[In the following pages Lord Beaconsfield expounds that theory of the English Constitution which he had previously set forth in his pamphlet 'A Vindication of the English Constitution in a Letter to a Noble and Learned Lord.' The same theory is expounded in another way in the three great novels, 'Coningsby,' 'Sybil,' and 'Tancred.' His contemporaries never seem to have understood it, while his assailants of a later date appear to have written and spoken concerning him in absolute ignorance of his real political creed. The concluding paragraph of the tract ought, in the minds of all candid men, to disperse at once and forever the innumerable calumnies levelled at Lord Beaconsfield during and since the Reform struggle of 1859-1867.]
Object of the Whigs

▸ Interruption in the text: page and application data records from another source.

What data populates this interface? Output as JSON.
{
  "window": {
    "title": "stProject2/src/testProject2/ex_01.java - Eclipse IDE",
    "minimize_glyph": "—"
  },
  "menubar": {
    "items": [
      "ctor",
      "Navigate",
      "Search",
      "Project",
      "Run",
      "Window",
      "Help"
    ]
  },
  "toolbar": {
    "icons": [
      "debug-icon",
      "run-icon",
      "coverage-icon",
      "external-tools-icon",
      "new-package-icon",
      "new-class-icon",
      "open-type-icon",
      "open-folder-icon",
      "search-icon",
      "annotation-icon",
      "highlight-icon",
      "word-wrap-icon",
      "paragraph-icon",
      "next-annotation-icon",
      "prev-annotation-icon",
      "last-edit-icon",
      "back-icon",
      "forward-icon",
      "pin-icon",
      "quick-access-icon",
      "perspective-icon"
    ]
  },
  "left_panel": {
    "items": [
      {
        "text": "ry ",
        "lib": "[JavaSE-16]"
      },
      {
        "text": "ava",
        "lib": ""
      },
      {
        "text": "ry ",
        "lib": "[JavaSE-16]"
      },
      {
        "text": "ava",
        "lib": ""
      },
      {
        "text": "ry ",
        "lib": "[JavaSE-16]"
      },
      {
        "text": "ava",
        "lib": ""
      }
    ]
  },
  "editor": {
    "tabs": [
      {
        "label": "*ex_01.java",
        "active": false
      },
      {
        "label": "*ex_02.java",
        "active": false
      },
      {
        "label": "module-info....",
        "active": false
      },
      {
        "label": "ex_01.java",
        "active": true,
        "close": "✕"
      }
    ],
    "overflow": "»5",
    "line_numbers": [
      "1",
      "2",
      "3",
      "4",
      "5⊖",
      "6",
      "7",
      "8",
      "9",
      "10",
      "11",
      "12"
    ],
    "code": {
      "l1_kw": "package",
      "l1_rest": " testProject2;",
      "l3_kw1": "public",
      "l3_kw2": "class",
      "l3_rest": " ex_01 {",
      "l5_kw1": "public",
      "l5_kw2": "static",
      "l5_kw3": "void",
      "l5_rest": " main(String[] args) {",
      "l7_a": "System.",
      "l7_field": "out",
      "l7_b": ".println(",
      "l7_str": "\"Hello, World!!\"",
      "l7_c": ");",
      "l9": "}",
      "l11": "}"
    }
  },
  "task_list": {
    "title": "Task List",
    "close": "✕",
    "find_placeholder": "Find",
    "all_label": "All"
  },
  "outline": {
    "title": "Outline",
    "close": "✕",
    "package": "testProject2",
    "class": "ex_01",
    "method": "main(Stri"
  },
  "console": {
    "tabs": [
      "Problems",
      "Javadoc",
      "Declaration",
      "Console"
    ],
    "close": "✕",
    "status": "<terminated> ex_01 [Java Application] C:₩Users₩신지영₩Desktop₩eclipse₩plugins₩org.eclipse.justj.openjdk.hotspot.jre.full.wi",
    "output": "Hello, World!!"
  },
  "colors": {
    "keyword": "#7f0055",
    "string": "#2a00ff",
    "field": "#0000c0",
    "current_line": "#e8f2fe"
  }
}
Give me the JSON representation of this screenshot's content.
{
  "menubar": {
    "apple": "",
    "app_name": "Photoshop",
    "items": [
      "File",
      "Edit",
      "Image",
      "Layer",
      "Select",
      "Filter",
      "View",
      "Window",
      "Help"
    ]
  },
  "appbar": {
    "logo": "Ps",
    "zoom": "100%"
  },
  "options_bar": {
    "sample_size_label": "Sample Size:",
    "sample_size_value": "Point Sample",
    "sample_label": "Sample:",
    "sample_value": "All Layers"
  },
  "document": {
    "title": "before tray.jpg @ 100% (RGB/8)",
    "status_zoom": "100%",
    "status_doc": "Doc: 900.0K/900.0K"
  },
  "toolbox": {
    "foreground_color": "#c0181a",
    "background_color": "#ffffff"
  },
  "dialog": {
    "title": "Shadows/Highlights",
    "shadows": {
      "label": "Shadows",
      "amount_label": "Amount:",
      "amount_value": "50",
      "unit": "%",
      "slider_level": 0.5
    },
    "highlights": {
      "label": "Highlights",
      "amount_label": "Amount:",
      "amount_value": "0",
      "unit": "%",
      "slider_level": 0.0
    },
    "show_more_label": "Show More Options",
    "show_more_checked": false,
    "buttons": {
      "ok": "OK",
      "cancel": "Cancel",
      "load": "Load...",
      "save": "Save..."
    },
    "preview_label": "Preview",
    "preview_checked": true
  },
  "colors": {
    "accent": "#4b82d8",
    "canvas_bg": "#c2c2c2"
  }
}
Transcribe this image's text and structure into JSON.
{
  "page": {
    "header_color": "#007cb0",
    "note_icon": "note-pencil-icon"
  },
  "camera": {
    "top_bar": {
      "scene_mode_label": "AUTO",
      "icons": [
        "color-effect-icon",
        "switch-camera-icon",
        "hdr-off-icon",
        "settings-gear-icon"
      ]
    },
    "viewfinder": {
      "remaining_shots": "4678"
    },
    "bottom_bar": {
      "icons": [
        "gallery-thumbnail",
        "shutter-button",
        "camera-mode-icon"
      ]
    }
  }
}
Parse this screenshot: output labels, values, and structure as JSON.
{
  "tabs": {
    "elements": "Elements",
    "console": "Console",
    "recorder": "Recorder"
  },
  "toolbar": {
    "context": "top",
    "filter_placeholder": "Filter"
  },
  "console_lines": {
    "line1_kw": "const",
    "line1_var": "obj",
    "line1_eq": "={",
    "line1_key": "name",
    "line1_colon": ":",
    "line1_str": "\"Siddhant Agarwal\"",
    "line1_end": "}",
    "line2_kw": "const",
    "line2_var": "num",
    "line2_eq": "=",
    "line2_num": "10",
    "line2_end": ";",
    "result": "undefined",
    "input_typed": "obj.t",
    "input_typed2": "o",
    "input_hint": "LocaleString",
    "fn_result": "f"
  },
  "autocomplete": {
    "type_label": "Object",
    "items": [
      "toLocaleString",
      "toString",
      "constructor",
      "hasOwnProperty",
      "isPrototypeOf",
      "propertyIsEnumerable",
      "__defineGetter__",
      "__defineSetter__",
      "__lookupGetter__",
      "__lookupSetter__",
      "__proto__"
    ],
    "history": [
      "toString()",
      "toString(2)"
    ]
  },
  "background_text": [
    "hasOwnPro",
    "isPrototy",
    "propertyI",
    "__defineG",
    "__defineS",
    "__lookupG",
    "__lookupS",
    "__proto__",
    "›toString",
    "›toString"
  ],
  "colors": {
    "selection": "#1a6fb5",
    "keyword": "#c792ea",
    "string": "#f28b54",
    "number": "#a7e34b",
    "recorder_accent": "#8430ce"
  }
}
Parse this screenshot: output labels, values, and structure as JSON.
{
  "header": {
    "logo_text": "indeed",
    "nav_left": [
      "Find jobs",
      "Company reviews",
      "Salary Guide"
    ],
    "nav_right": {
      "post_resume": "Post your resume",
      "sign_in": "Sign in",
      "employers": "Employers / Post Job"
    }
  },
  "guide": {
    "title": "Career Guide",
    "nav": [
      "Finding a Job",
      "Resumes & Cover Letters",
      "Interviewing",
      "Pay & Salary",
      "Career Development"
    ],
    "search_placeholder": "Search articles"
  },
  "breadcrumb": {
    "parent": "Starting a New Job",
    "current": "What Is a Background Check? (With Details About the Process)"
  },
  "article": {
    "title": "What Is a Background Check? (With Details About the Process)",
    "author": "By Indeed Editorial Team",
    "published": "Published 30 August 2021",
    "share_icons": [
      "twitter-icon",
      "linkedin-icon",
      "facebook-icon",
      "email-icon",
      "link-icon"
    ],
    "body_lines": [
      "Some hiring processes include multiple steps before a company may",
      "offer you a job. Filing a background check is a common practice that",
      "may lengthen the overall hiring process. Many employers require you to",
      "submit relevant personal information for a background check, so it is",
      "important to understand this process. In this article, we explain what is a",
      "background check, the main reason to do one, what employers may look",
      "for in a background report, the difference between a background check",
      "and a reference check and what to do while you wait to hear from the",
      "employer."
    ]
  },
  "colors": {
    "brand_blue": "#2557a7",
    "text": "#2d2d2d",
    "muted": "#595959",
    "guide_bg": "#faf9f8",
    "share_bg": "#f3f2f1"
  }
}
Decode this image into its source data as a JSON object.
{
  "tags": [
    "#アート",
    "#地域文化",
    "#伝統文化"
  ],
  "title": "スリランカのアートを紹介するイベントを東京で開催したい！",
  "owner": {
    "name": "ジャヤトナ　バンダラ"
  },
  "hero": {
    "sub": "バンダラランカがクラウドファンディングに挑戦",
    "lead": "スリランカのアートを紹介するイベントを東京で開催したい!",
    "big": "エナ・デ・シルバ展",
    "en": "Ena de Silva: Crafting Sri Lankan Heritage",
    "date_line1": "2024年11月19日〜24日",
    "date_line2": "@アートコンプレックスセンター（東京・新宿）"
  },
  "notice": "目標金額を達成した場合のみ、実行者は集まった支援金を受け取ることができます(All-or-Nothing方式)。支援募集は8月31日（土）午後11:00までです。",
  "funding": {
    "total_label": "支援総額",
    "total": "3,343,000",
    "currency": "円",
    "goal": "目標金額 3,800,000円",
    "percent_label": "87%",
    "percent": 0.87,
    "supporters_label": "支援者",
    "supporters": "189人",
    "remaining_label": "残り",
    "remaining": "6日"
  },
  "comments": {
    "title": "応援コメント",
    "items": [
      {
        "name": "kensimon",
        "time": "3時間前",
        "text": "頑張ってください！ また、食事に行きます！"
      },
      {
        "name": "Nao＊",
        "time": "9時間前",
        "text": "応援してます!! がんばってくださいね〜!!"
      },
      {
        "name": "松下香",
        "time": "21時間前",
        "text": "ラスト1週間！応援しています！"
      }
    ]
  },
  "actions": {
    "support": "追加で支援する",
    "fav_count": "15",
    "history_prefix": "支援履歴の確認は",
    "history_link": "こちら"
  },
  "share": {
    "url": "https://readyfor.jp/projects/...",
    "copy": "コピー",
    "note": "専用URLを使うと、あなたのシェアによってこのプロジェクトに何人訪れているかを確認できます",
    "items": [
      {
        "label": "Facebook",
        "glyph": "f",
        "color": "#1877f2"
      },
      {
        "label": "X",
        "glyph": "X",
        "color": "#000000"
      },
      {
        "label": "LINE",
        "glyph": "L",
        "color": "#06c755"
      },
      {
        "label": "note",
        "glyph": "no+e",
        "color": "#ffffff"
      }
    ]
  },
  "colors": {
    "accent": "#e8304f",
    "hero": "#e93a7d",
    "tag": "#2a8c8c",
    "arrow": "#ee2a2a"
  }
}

ENGLAND has become great by her institutions. Her hereditary Crown has in a great degree insured us from the distracting evils of a contested succession; her Peerage, interested, from the vast property and the national honours of its members, in the good government of the country, has offered a compact bulwark against the temporary violence of popular passion; her House of Commons, representing the conflicting sentiments of an estate of the realm not less privileged than that of the Peers, though far more numerous, has enlisted the great mass of the lesser proprietors of the country in favour of a political system which offers them a constitutional means of defence and a legitimate method of redress; her Ecclesiastical Establishment, preserved by its munificent endowment from the fatal necessity of pandering to the erratic fancies of its communicants, has maintained the sacred cause of learning and religion, and preserved orthodoxy while it secured toleration; her law of primogeniture has supplied the country with a band of natural and independent leaders, trustees of those legal institutions which pervade the land, and which are the origin of our political constitution. That great body corporate, styled a nation-a vast assemblage of human beings knit together by laws and arts and customs, by the necessities of the present and the memory of the past–offers in this country, through these its vigorous and enduring members, a more substantial and healthy framework than falls to the lot of other nations. Our stout-built constitution throws off with more facility and safety those crude and dangerous humours which must at times arise in all human communities. The march of revolution must here at least be orderly. We are preserved from those reckless and tempestuous sallies that in other countries, like a whirlwind, topple down in an instant an ancient crown, or sweep away an illustrious aristocracy. This constitution, which has secured order, has consequently promoted civilisation; and the almost unbroken tide of progressive amelioration has made us the freest, the wealthiest, and the most refined society of modern ages. Our commerce is unrivalled, our manufacturers supply the world, our agriculture is the most skilful in Christendom. So national are our institutions, so completely have they arisen from the temper and adapted themselves to the character of the people, that when for a season they were apparently annihilated, the people of England voluntarily returned to them, and established them with renewed strength and renovated vigour.
The constitution of England is again threatened, and at a moment when the nation is more prosperous, more free, and more famous than at any period of its momentous and memorable career. Why is this? What has occasioned these distempered times, which make the loyal tremble and the traitor smile? Why has this dark cloud suddenly gathered in a sky so serene and so splendid? Is there any analogy between this age and that of the first Charles? Are the same causes at work, or is the apparent similarity produced only by designing men, who make use of the perverted past as a passport to present mischief? These are great questions, which it may be profitable to discuss and wise to study.